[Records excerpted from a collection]
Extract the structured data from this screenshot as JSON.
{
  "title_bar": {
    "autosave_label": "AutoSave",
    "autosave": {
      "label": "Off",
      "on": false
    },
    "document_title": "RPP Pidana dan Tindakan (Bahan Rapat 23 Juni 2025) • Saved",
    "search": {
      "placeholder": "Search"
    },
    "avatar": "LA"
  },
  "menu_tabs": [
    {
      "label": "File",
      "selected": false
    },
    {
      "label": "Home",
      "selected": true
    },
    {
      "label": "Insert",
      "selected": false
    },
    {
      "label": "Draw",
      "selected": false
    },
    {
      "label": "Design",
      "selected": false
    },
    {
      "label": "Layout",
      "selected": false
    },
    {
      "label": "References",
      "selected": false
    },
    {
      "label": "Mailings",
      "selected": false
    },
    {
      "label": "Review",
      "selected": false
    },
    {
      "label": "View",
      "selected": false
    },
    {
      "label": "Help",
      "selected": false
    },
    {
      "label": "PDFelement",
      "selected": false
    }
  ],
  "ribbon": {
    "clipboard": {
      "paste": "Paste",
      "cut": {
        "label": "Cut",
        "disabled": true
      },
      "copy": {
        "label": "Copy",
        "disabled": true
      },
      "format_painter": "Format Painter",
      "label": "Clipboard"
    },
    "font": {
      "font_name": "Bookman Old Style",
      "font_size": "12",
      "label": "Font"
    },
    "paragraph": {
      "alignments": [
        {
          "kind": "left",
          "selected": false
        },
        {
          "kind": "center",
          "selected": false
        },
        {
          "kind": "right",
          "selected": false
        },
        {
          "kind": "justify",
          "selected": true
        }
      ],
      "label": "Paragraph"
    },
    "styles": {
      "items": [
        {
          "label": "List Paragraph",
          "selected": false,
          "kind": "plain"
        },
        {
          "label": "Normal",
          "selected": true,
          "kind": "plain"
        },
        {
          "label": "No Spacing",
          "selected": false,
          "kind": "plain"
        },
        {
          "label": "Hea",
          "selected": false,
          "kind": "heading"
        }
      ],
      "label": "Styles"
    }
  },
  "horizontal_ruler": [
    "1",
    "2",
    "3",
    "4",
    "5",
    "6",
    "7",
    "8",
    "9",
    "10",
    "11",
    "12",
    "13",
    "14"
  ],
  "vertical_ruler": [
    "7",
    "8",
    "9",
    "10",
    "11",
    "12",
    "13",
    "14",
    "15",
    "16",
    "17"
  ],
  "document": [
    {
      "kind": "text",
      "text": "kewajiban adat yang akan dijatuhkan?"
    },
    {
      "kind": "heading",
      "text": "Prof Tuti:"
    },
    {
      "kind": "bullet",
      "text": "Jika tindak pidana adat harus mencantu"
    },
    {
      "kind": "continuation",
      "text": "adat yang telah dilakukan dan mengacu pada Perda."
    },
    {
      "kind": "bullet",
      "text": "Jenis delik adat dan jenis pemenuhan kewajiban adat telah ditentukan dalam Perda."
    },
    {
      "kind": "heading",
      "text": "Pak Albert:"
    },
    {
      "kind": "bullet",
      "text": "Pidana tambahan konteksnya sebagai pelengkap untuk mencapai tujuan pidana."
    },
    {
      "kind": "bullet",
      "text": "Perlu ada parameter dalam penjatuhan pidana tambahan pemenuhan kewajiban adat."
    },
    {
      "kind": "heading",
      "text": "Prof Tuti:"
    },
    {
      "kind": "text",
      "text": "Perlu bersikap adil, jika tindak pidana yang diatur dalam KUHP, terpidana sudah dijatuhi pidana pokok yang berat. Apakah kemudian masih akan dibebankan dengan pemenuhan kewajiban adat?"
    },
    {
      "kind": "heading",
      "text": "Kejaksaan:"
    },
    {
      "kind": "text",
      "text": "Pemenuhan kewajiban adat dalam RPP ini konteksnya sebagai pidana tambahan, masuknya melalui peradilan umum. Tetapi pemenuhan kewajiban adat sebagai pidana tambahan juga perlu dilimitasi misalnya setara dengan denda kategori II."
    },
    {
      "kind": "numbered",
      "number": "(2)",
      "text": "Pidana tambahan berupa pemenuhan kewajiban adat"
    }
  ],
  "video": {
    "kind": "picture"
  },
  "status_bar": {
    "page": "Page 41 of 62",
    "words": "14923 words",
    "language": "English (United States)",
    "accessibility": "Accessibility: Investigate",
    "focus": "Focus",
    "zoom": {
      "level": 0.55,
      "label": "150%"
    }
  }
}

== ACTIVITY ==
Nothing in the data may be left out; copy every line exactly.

== RESPONSE BOX ==
Extract the structured data from this screenshot as JSON.
{
  "title_bar": {
    "autosave_label": "AutoSave",
    "autosave": {
      "label": "Off",
      "on": false
    },
    "document_title": "RPP Pidana dan Tindakan (Bahan Rapat 23 Juni 2025) • Saved",
    "search": {
      "placeholder": "Search"
    },
    "avatar": "LA"
  },
  "menu_tabs": [
    {
      "label": "File",
      "selected": false
    },
    {
      "label": "Home",
      "selected": true
    },
    {
      "label": "Insert",
      "selected": false
    },
    {
      "label": "Draw",
      "selected": false
    },
    {
      "label": "Design",
      "selected": false
    },
    {
      "label": "Layout",
      "selected": false
    },
    {
      "label": "References",
      "selected": false
    },
    {
      "label": "Mailings",
      "selected": false
    },
    {
      "label": "Review",
      "selected": false
    },
    {
      "label": "View",
      "selected": false
    },
    {
      "label": "Help",
      "selected": false
    },
    {
      "label": "PDFelement",
      "selected": false
    }
  ],
  "ribbon": {
    "clipboard": {
      "paste": "Paste",
      "cut": {
        "label": "Cut",
        "disabled": true
      },
      "copy": {
        "label": "Copy",
        "disabled": true
      },
      "format_painter": "Format Painter",
      "label": "Clipboard"
    },
    "font": {
      "font_name": "Bookman Old Style",
      "font_size": "12",
      "label": "Font"
    },
    "paragraph": {
      "alignments": [
        {
          "kind": "left",
          "selected": false
        },
        {
          "kind": "center",
          "selected": false
        },
        {
          "kind": "right",
          "selected": false
        },
        {
          "kind": "justify",
          "selected": true
        }
      ],
      "label": "Paragraph"
    },
    "styles": {
      "items": [
        {
          "label": "List Paragraph",
          "selected": false,
          "kind": "plain"
        },
        {
          "label": "Normal",
          "selected": true,
          "kind": "plain"
        },
        {
          "label": "No Spacing",
          "selected": false,
          "kind": "plain"
        },
        {
          "label": "Hea",
          "selected": false,
          "kind": "heading"
        }
      ],
      "label": "Styles"
    }
  },
  "horizontal_ruler": [
    "1",
    "2",
    "3",
    "4",
    "5",
    "6",
    "7",
    "8",
    "9",
    "10",
    "11",
    "12",
    "13",
    "14"
  ],
  "vertical_ruler": [
    "7",
    "8",
    "9",
    "10",
    "11",
    "12",
    "13",
    "14",
    "15",
    "16",
    "17"
  ],
  "document": [
    {
      "kind": "text",
      "text": "kewajiban adat yang akan dijatuhkan?"
    },
    {
      "kind": "heading",
      "text": "Prof Tuti:"
    },
    {
      "kind": "bullet",
      "text": "Jika tindak pidana adat harus mencantu"
    },
    {
      "kind": "continuation",
      "text": "adat yang telah dilakukan dan mengacu pada Perda."
    },
    {
      "kind": "bullet",
      "text": "Jenis delik adat dan jenis pemenuhan kewajiban adat telah ditentukan dalam Perda."
    },
    {
      "kind": "heading",
      "text": "Pak Albert:"
    },
    {
      "kind": "bullet",
      "text": "Pidana tambahan konteksnya sebagai pelengkap untuk mencapai tujuan pidana."
    },
    {
      "kind": "bullet",
      "text": "Perlu ada parameter dalam penjatuhan pidana tambahan pemenuhan kewajiban adat."
    },
    {
      "kind": "heading",
      "text": "Prof Tuti:"
    },
    {
      "kind": "text",
      "text": "Perlu bersikap adil, jika tindak pidana yang diatur dalam KUHP, terpidana sudah dijatuhi pidana pokok yang berat. Apakah kemudian masih akan dibebankan dengan pemenuhan kewajiban adat?"
    },
    {
      "kind": "heading",
      "text": "Kejaksaan:"
    },
    {
      "kind": "text",
      "text": "Pemenuhan kewajiban adat dalam RPP ini konteksnya sebagai pidana tambahan, masuknya melalui peradilan umum. Tetapi pemenuhan kewajiban adat sebagai pidana tambahan juga perlu dilimitasi misalnya setara dengan denda kategori II."
    },
    {
      "kind": "numbered",
      "number": "(2)",
      "text": "Pidana tambahan berupa pemenuhan kewajiban adat"
    }
  ],
  "video": {
    "kind": "picture"
  },
  "status_bar": {
    "page": "Page 41 of 62",
    "words": "14923 words",
    "language": "English (United States)",
    "accessibility": "Accessibility: Investigate",
    "focus": "Focus",
    "zoom": {
      "level": 0.55,
      "label": "150%"
    }
  }
}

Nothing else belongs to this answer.